PALAWAN, commonly known as the Philippines’ “Last Frontier”, is famed for its rich biodiversity and complex ecosystems. The striking karst limestone formations of the northeastern zone trace back to the Permian age, about 300 million years ago. There are thousands of these breathtaking island landscapes, but so far only one has revealed a hidden spectacle – Paglugaban Island and its enormous underwater cave. Despite Paglugaban’s infamy being sealed with the unfortunate deaths of three recreational divers three decades ago, the cave is currently experiencing a growth in popularity.
Paglugaban’s deceivingly small and curved entrance spills into a large chamber, half dry and half submerged, but already gleaming with remarkable speleothems. Entering can be perilous when sizable waves and swells strike the entrance; worse, getting out may be impossible. Further inside and completely underwater are colossal formations perfectly preserved by the water. Some of the largest underwater chambers span 25 metres from floor to ceiling, with water-carved columns and jaw-dropping cave formations. We came prepared with five powerful video lights to document the expanse of these massive chambers. But how very naive we were.

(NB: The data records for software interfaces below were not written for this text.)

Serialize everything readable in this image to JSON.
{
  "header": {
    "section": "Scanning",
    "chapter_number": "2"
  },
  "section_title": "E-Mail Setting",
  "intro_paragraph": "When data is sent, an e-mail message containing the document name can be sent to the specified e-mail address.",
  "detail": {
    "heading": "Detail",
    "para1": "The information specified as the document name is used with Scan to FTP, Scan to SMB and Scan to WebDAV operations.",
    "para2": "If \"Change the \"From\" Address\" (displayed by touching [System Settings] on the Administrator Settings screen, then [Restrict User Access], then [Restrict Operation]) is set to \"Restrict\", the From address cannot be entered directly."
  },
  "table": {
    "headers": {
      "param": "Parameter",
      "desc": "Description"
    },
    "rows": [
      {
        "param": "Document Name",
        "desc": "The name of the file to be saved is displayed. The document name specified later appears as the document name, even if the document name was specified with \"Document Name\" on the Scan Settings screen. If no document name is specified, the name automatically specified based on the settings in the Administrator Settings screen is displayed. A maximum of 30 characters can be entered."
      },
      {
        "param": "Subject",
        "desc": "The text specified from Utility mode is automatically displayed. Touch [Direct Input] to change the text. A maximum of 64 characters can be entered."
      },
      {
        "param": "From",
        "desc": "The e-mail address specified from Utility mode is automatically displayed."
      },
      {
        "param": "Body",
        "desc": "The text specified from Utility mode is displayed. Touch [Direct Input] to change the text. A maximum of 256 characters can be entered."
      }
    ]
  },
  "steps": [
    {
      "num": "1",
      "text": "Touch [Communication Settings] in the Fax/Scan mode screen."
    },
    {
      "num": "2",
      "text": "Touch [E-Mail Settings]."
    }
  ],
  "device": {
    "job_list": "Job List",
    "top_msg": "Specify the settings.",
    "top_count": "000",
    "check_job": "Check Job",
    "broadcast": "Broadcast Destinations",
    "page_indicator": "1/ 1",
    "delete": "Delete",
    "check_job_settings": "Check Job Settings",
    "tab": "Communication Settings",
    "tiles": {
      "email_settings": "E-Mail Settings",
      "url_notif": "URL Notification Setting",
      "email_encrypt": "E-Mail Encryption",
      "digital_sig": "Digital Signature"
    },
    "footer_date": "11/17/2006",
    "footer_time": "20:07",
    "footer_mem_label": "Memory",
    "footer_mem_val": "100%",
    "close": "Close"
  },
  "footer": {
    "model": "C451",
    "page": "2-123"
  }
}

Many of the cave walls and passages reveal distinct planes of discolouration, suggesting that the cave has existed during the freezing and melting that occurred over multiple ice ages. Skeletal remains of three giant groupers occupy the cave floor. The first two appear to be disorganised piles, but the third shows the perfectly formed skeleton, exactly as the grouper first laid to rest on its side. There is evidence of a fourth grouper almost completely buried under the cave floor, with just a hint of its protruding skull. If a major geological event was responsible for covering this fourth set of remains, it’s plausible that the floor may have anthropological value. Not far from Paglugaban are dry caves where fossilised remains of humans have been dated at 67,000 years old.